Quickly after, Dan Raudabaugh would throw his third touchdown pass of the day to Darius Prince, capitalizing on Dwayne Hollis’ interception. This was Raudabaugh’s final touchdown this game before being substituted for Danny Southwick. The Soul would rest Raudabaugh and Ferns after the third quarter. Raudabaugh commented on the offense, “it’s about being on the same page and being confident. We looked confident and we felt confident. I could feel it every drive. Scored every time we had [the ball], that’s crucial. It’s about playing off each other.” The Atlantic City Blackjacks would take back over on offense, but their drive would fizzle out again on another turnover on downs. James Romain would defend a pass to bring the Soul offense back on the field. Hollis commended his teammate’s play, “Everybody knows when they watch our film that James Romain is a game player and they try to kind of shy away from him, but they can’t because he’s always gonna’ be there.” The Soul would lead going into the final quarter, 41-14.

James Romain forces turnover on downs after defending a Warren Smith pass.

To echo what Dan Raudabaugh said the Philadelphia Soul had to do after the loss to the Washington Valor, I’ll quote Dwayne Hollis, “we came out and was playing with our hair on fire.” It was like Raudabaugh’s words were coming out of Hollis’ mouth. The chemistry was contagious this week throughout the team and it showed with this performance.

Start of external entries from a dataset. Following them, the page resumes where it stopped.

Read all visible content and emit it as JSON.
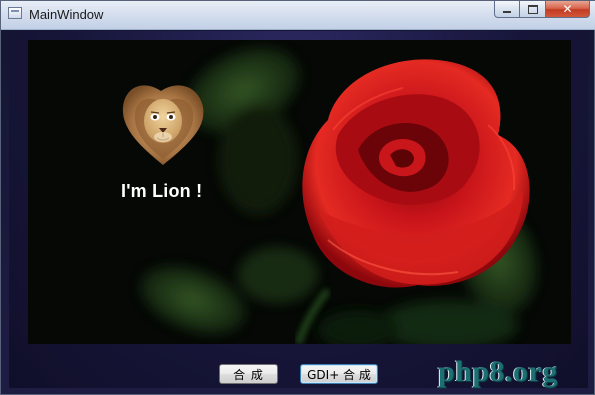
{
  "window": {
    "title": "MainWindow",
    "caption_buttons": {
      "close_glyph": "✕"
    }
  },
  "picture": {
    "caption": "I'm Lion !",
    "images": [
      "lion-heart-image",
      "red-rose-image"
    ]
  },
  "buttons": {
    "compose_label": "合 成",
    "gdi_compose_label": "GDI+ 合 成"
  },
  "watermark": {
    "text": "php8.org"
  },
  "colors": {
    "title_bar": "#d2dced",
    "client_background": "#17163a",
    "picture_background": "#050805",
    "rose": "#c8141a",
    "caption_text": "#ffffff",
    "watermark": "#1d6f74"
  }
}
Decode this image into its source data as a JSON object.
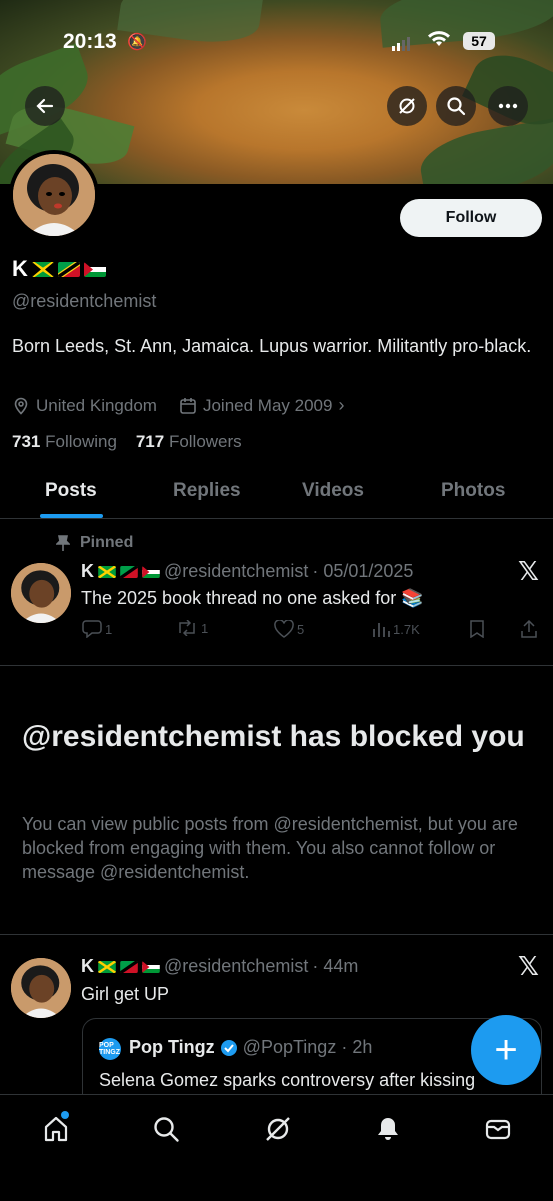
{
  "status_bar": {
    "time": "20:13",
    "battery": "57"
  },
  "profile": {
    "display_name": "K",
    "handle": "@residentchemist",
    "bio": "Born Leeds, St. Ann, Jamaica. Lupus warrior. Militantly pro-black.",
    "location": "United Kingdom",
    "joined": "Joined May 2009",
    "following_count": "731",
    "following_label": "Following",
    "followers_count": "717",
    "followers_label": "Followers",
    "follow_button": "Follow"
  },
  "tabs": [
    "Posts",
    "Replies",
    "Videos",
    "Photos"
  ],
  "pinned_post": {
    "pinned_label": "Pinned",
    "author": "K",
    "handle": "@residentchemist",
    "date": "· 05/01/2025",
    "text": "The 2025 book thread no one asked for",
    "replies": "1",
    "reposts": "1",
    "likes": "5",
    "views": "1.7K"
  },
  "blocked": {
    "title": "@residentchemist has blocked you",
    "body": "You can view public posts from @residentchemist, but you are blocked from engaging with them. You also cannot follow or message @residentchemist."
  },
  "latest_post": {
    "author": "K",
    "handle": "@residentchemist",
    "time": "· 44m",
    "text": "Girl get UP",
    "quote": {
      "logo_text": "POP TINGZ",
      "name": "Pop Tingz",
      "handle": "@PopTingz",
      "time": "· 2h",
      "text": "Selena Gomez sparks controversy after kissing"
    }
  },
  "colors": {
    "accent": "#1d9bf0",
    "muted": "#71767b",
    "text": "#e7e9ea",
    "border": "#2f3336"
  },
  "icons": [
    "back-arrow-icon",
    "grok-icon",
    "search-icon",
    "more-icon",
    "map-pin-icon",
    "calendar-icon",
    "pin-icon",
    "x-logo-icon",
    "reply-icon",
    "repost-icon",
    "like-icon",
    "views-icon",
    "bookmark-icon",
    "share-icon",
    "verified-badge-icon",
    "compose-plus-icon",
    "home-icon",
    "notifications-icon",
    "messages-icon"
  ]
}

In the fourth quarter, the Philadelphia Soul began with possession after the turnover on downs was forced by James Romain. Danny Southwick made his debut this week at quarterback for the Soul and would convert a touchdown pass to Jordan Williams. Southwick finished with a 75% completion percentage and a touchdown. I asked particularly about Southwick and was met by praise from both Clint Dolezel and Dan Raudabaugh. Dolezel stated, “That was a great pass. It was in between coverages, good catch. Happy to see, he works hard.” Raudabaugh was happy for his backup, “If anyone studies this game harder than him, I’d love to meet him. He came in, threw some good shots and I know he’s been looking for his opportunity in Philly, worked with coach Dolezel, and he did a great job. I’m proud of him.” Raudabaugh would also comment about Williams on that scoring play, “Jordan Williams is fast. He’s really fast. That’s the type of stuff that, in this game, gets you open or your speed will open other guys up because they have to take more than one guy to cover you.”

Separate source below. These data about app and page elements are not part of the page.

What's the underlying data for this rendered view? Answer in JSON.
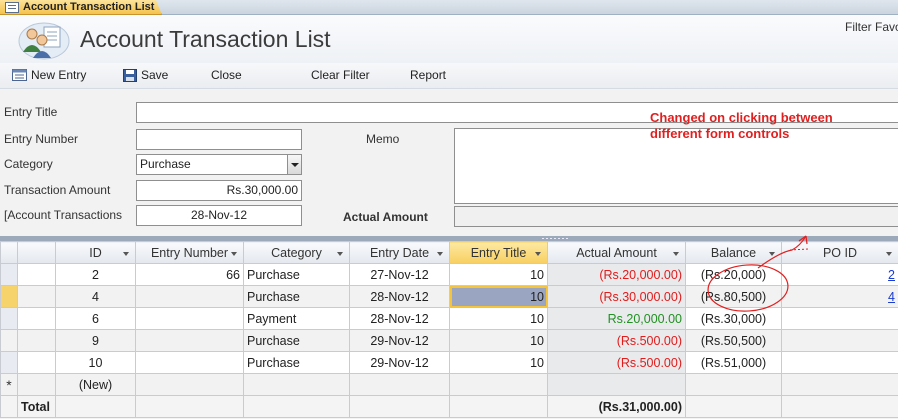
{
  "tab": {
    "title": "Account Transaction List"
  },
  "header": {
    "title": "Account Transaction List",
    "filter_favorites": "Filter Favo"
  },
  "toolbar": {
    "new_entry": "New Entry",
    "save": "Save",
    "close": "Close",
    "clear_filter": "Clear Filter",
    "report": "Report"
  },
  "form": {
    "entry_title_label": "Entry Title",
    "entry_title_value": "",
    "entry_number_label": "Entry Number",
    "entry_number_value": "",
    "category_label": "Category",
    "category_value": "Purchase",
    "transaction_amount_label": "Transaction Amount",
    "transaction_amount_value": "Rs.30,000.00",
    "account_transactions_label": "[Account Transactions",
    "account_transactions_value": "28-Nov-12",
    "memo_label": "Memo",
    "memo_value": "",
    "actual_amount_label": "Actual Amount",
    "actual_amount_value": ""
  },
  "annotation": {
    "line1": "Changed on clicking between",
    "line2": "different form controls"
  },
  "grid": {
    "columns": [
      "ID",
      "Entry Number",
      "Category",
      "Entry Date",
      "Entry Title",
      "Actual Amount",
      "Balance",
      "PO ID"
    ],
    "rows": [
      {
        "id": "2",
        "entry_number": "66",
        "category": "Purchase",
        "entry_date": "27-Nov-12",
        "entry_title": "10",
        "actual_amount": "(Rs.20,000.00)",
        "balance": "(Rs.20,000)",
        "po_id": "2"
      },
      {
        "id": "4",
        "entry_number": "",
        "category": "Purchase",
        "entry_date": "28-Nov-12",
        "entry_title": "10",
        "actual_amount": "(Rs.30,000.00)",
        "balance": "(Rs.80,500)",
        "po_id": "4"
      },
      {
        "id": "6",
        "entry_number": "",
        "category": "Payment",
        "entry_date": "28-Nov-12",
        "entry_title": "10",
        "actual_amount": "Rs.20,000.00",
        "balance": "(Rs.30,000)",
        "po_id": ""
      },
      {
        "id": "9",
        "entry_number": "",
        "category": "Purchase",
        "entry_date": "29-Nov-12",
        "entry_title": "10",
        "actual_amount": "(Rs.500.00)",
        "balance": "(Rs.50,500)",
        "po_id": ""
      },
      {
        "id": "10",
        "entry_number": "",
        "category": "Purchase",
        "entry_date": "29-Nov-12",
        "entry_title": "10",
        "actual_amount": "(Rs.500.00)",
        "balance": "(Rs.51,000)",
        "po_id": ""
      }
    ],
    "new_row_marker": "*",
    "new_row_label": "(New)",
    "total_label": "Total",
    "total_actual_amount": "(Rs.31,000.00)"
  },
  "colors": {
    "negative": "#e21b1b",
    "positive": "#229022",
    "annotation": "#e02020",
    "link": "#1a3ccf",
    "current_row": "#f7d36b"
  }
}
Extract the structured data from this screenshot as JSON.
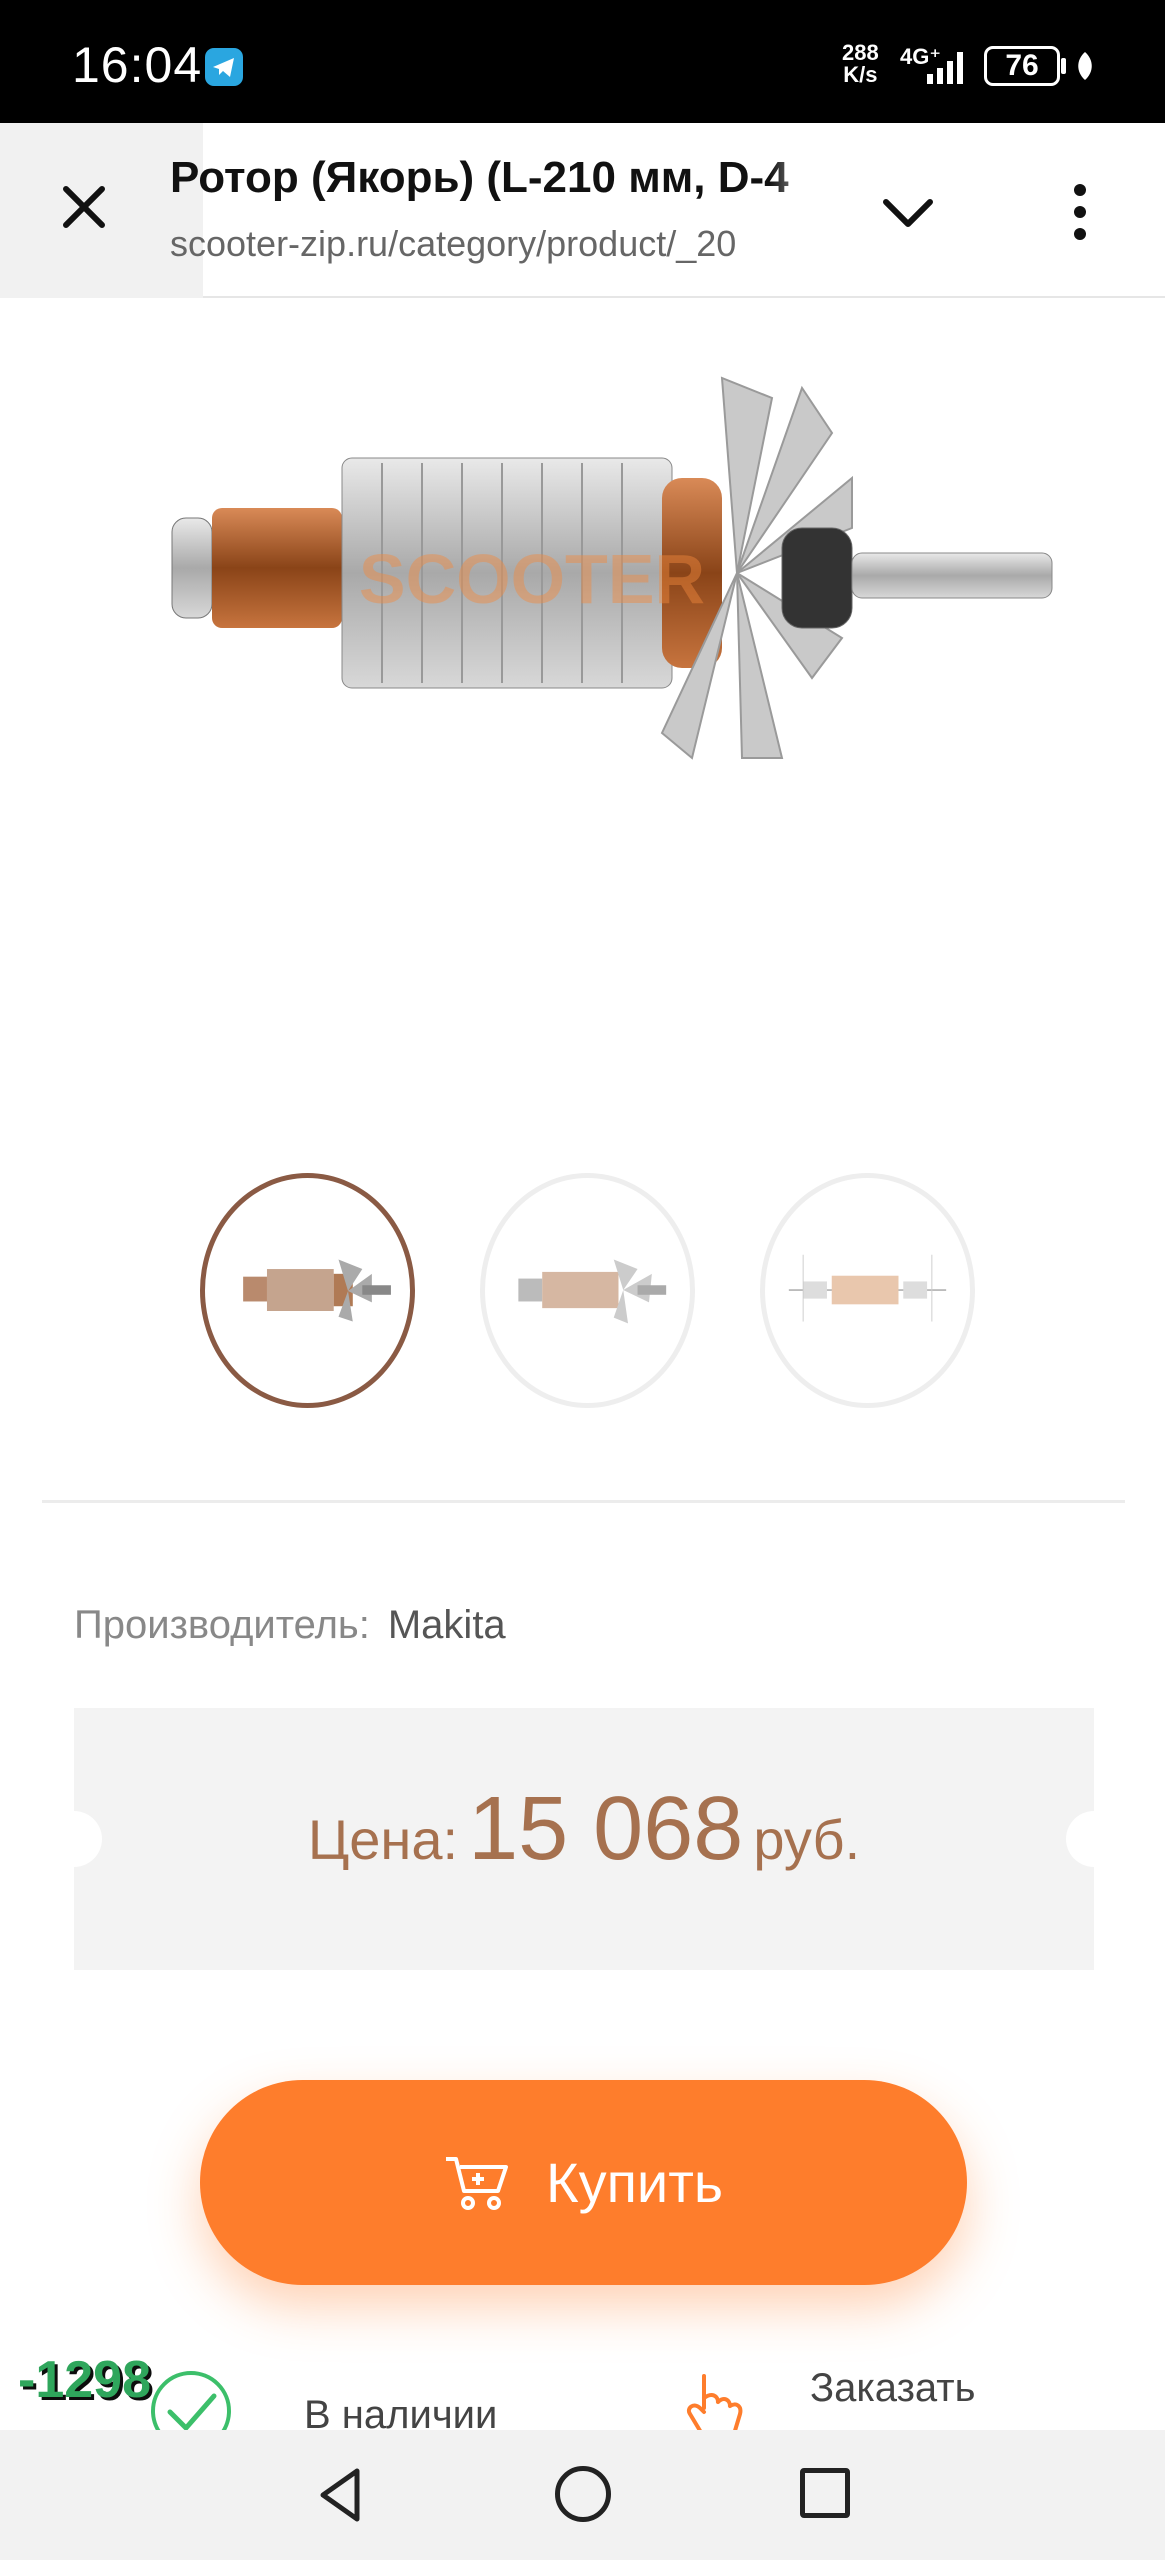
{
  "status_bar": {
    "time": "16:04",
    "net_speed_value": "288",
    "net_speed_unit": "K/s",
    "network_type": "4G⁺",
    "battery": "76",
    "icons": [
      "telegram-icon",
      "signal-icon",
      "battery-icon",
      "leaf-icon"
    ]
  },
  "app_bar": {
    "title": "Ротор (Якорь) (L-210 мм, D-4",
    "url": "scooter-zip.ru/category/product/_20",
    "icons": [
      "close-icon",
      "chevron-down-icon",
      "more-vert-icon"
    ]
  },
  "product": {
    "watermark": "SCOOTER",
    "thumbnails": [
      {
        "label": "armature-photo-1",
        "active": true
      },
      {
        "label": "armature-photo-2",
        "active": false
      },
      {
        "label": "armature-drawing",
        "active": false
      }
    ],
    "manufacturer_label": "Производитель:",
    "manufacturer_value": "Makita",
    "price_label": "Цена:",
    "price_value": "15 068",
    "price_currency": "руб.",
    "buy_label": "Купить",
    "stock_text": "В наличии",
    "order_text": "Заказать",
    "discount_badge": "-1298"
  },
  "colors": {
    "accent": "#fe7d2c",
    "price_text": "#a6714f",
    "thumb_active_border": "#8a5a44",
    "stock_green": "#2fa65c"
  }
}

Some adjustments were made on the offensive side of the football for the Atlantic City Blackjacks as they were finally able to crack the Philadelphia Soul defense. Warren Smith completed a touchdown pass to LaMark Brown. The Soul still led 48-21 and would take back over on offense to add more to the scoreboard. Southwick was able to drive the Soul back into scoring territory again and this time, it was Adrian Ferns backup, Brandon Cottom, who found the endzone. I also asked Adrian Ferns particularly about Cottom, “I’m so proud of my boy, he works his butt off at practice and just to see him transfer that to the field was great.” Clint Dolezel spoke about Cottom’s toughness and durability as a utility player on the team, “in the old school days, you would want a bunch of guys like Cottom when you would play both ways. Definitely pleased with him.” Cottom did line up on the defensive line against the Blackjacks as well, registering a roughing the passer call on Smith.

The Atlantic City Blackjacks would bounce back in this quarter with a rushing touchdown as Warren Smith would scramble. The final score of the game would be 54-29 as the Philadelphia Soul would improve to 4-4 and the Blackjacks would falter to 3-5. The Soul defense even closed on a good note as Sean Daniels collected his first sack of the game with the time running out on Smith. Dwayne Hollis commented on the constant Soul pass rush, “that’s big. Any DB [defensive back] will tell you, if you get that pressure it makes our life a lot easier.”